What the exercise asks.
Under no circumstances alter the records; copy each one exactly.

[Items from an interface collection]
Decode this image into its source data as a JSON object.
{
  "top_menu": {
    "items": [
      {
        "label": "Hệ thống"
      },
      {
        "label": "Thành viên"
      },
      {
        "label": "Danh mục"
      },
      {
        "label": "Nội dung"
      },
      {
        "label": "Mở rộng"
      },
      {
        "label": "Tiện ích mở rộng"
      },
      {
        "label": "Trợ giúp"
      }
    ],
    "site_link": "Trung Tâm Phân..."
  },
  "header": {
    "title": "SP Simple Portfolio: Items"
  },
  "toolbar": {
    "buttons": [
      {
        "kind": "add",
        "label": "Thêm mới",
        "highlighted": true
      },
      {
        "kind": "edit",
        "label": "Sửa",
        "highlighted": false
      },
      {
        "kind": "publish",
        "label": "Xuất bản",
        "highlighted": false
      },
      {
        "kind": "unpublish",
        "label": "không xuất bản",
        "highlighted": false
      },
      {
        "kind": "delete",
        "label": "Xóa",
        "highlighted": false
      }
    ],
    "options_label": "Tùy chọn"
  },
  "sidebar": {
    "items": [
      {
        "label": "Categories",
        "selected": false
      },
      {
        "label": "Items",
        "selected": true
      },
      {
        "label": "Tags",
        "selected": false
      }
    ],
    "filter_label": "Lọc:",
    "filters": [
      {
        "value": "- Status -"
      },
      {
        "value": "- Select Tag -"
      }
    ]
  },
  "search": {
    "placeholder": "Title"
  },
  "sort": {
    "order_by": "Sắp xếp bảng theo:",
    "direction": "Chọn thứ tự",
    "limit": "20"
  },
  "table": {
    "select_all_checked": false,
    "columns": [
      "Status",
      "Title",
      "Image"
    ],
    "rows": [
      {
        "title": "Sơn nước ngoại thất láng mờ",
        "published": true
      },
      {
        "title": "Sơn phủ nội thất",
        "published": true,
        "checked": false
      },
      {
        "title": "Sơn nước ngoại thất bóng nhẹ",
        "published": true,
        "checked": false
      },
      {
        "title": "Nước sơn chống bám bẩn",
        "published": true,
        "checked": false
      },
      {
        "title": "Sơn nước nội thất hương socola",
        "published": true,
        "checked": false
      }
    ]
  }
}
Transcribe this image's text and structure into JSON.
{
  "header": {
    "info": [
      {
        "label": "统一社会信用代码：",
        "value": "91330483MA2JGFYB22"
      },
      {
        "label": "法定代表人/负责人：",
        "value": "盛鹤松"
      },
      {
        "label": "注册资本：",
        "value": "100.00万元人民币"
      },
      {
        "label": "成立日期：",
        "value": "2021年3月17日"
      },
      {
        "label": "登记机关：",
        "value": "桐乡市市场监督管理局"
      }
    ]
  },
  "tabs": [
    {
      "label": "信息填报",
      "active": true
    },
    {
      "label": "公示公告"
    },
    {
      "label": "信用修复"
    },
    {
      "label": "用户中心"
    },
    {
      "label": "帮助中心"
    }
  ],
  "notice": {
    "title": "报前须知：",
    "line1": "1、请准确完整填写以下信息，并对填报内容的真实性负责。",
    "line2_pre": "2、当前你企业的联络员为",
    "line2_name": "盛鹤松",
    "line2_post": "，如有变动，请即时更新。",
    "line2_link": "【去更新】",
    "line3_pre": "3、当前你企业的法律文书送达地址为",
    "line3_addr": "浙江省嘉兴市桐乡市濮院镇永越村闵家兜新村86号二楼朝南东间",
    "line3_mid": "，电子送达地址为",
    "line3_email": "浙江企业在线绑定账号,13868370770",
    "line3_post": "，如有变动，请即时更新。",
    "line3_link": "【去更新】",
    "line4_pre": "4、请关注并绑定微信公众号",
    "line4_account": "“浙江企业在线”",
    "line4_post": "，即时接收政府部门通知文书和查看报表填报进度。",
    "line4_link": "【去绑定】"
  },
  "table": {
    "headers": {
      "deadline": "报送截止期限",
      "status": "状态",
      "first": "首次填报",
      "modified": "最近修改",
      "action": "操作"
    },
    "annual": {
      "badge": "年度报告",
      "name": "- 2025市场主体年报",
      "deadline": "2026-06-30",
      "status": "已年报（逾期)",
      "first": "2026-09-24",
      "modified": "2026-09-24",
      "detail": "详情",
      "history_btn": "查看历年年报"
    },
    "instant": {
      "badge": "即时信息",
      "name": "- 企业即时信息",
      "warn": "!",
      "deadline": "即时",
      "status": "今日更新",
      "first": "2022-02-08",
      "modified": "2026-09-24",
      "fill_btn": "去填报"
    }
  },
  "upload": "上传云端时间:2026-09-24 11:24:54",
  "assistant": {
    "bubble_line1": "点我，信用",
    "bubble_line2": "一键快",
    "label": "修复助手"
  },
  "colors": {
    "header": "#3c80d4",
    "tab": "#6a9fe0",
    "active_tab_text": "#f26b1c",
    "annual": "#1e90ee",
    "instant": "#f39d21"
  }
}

Result.
Decode this image into its source data as a JSON object.
{
  "top_menu": {
    "items": [
      {
        "label": "Hệ thống"
      },
      {
        "label": "Thành viên"
      },
      {
        "label": "Danh mục"
      },
      {
        "label": "Nội dung"
      },
      {
        "label": "Mở rộng"
      },
      {
        "label": "Tiện ích mở rộng"
      },
      {
        "label": "Trợ giúp"
      }
    ],
    "site_link": "Trung Tâm Phân..."
  },
  "header": {
    "title": "SP Simple Portfolio: Items"
  },
  "toolbar": {
    "buttons": [
      {
        "kind": "add",
        "label": "Thêm mới",
        "highlighted": true
      },
      {
        "kind": "edit",
        "label": "Sửa",
        "highlighted": false
      },
      {
        "kind": "publish",
        "label": "Xuất bản",
        "highlighted": false
      },
      {
        "kind": "unpublish",
        "label": "không xuất bản",
        "highlighted": false
      },
      {
        "kind": "delete",
        "label": "Xóa",
        "highlighted": false
      }
    ],
    "options_label": "Tùy chọn"
  },
  "sidebar": {
    "items": [
      {
        "label": "Categories",
        "selected": false
      },
      {
        "label": "Items",
        "selected": true
      },
      {
        "label": "Tags",
        "selected": false
      }
    ],
    "filter_label": "Lọc:",
    "filters": [
      {
        "value": "- Status -"
      },
      {
        "value": "- Select Tag -"
      }
    ]
  },
  "search": {
    "placeholder": "Title"
  },
  "sort": {
    "order_by": "Sắp xếp bảng theo:",
    "direction": "Chọn thứ tự",
    "limit": "20"
  },
  "table": {
    "select_all_checked": false,
    "columns": [
      "Status",
      "Title",
      "Image"
    ],
    "rows": [
      {
        "title": "Sơn nước ngoại thất láng mờ",
        "published": true
      },
      {
        "title": "Sơn phủ nội thất",
        "published": true,
        "checked": false
      },
      {
        "title": "Sơn nước ngoại thất bóng nhẹ",
        "published": true,
        "checked": false
      },
      {
        "title": "Nước sơn chống bám bẩn",
        "published": true,
        "checked": false
      },
      {
        "title": "Sơn nước nội thất hương socola",
        "published": true,
        "checked": false
      }
    ]
  }
}
Transcribe this image's text and structure into JSON.
{
  "header": {
    "info": [
      {
        "label": "统一社会信用代码：",
        "value": "91330483MA2JGFYB22"
      },
      {
        "label": "法定代表人/负责人：",
        "value": "盛鹤松"
      },
      {
        "label": "注册资本：",
        "value": "100.00万元人民币"
      },
      {
        "label": "成立日期：",
        "value": "2021年3月17日"
      },
      {
        "label": "登记机关：",
        "value": "桐乡市市场监督管理局"
      }
    ]
  },
  "tabs": [
    {
      "label": "信息填报",
      "active": true
    },
    {
      "label": "公示公告"
    },
    {
      "label": "信用修复"
    },
    {
      "label": "用户中心"
    },
    {
      "label": "帮助中心"
    }
  ],
  "notice": {
    "title": "报前须知：",
    "line1": "1、请准确完整填写以下信息，并对填报内容的真实性负责。",
    "line2_pre": "2、当前你企业的联络员为",
    "line2_name": "盛鹤松",
    "line2_post": "，如有变动，请即时更新。",
    "line2_link": "【去更新】",
    "line3_pre": "3、当前你企业的法律文书送达地址为",
    "line3_addr": "浙江省嘉兴市桐乡市濮院镇永越村闵家兜新村86号二楼朝南东间",
    "line3_mid": "，电子送达地址为",
    "line3_email": "浙江企业在线绑定账号,13868370770",
    "line3_post": "，如有变动，请即时更新。",
    "line3_link": "【去更新】",
    "line4_pre": "4、请关注并绑定微信公众号",
    "line4_account": "“浙江企业在线”",
    "line4_post": "，即时接收政府部门通知文书和查看报表填报进度。",
    "line4_link": "【去绑定】"
  },
  "table": {
    "headers": {
      "deadline": "报送截止期限",
      "status": "状态",
      "first": "首次填报",
      "modified": "最近修改",
      "action": "操作"
    },
    "annual": {
      "badge": "年度报告",
      "name": "- 2025市场主体年报",
      "deadline": "2026-06-30",
      "status": "已年报（逾期)",
      "first": "2026-09-24",
      "modified": "2026-09-24",
      "detail": "详情",
      "history_btn": "查看历年年报"
    },
    "instant": {
      "badge": "即时信息",
      "name": "- 企业即时信息",
      "warn": "!",
      "deadline": "即时",
      "status": "今日更新",
      "first": "2022-02-08",
      "modified": "2026-09-24",
      "fill_btn": "去填报"
    }
  },
  "upload": "上传云端时间:2026-09-24 11:24:54",
  "assistant": {
    "bubble_line1": "点我，信用",
    "bubble_line2": "一键快",
    "label": "修复助手"
  },
  "colors": {
    "header": "#3c80d4",
    "tab": "#6a9fe0",
    "active_tab_text": "#f26b1c",
    "annual": "#1e90ee",
    "instant": "#f39d21"
  }
}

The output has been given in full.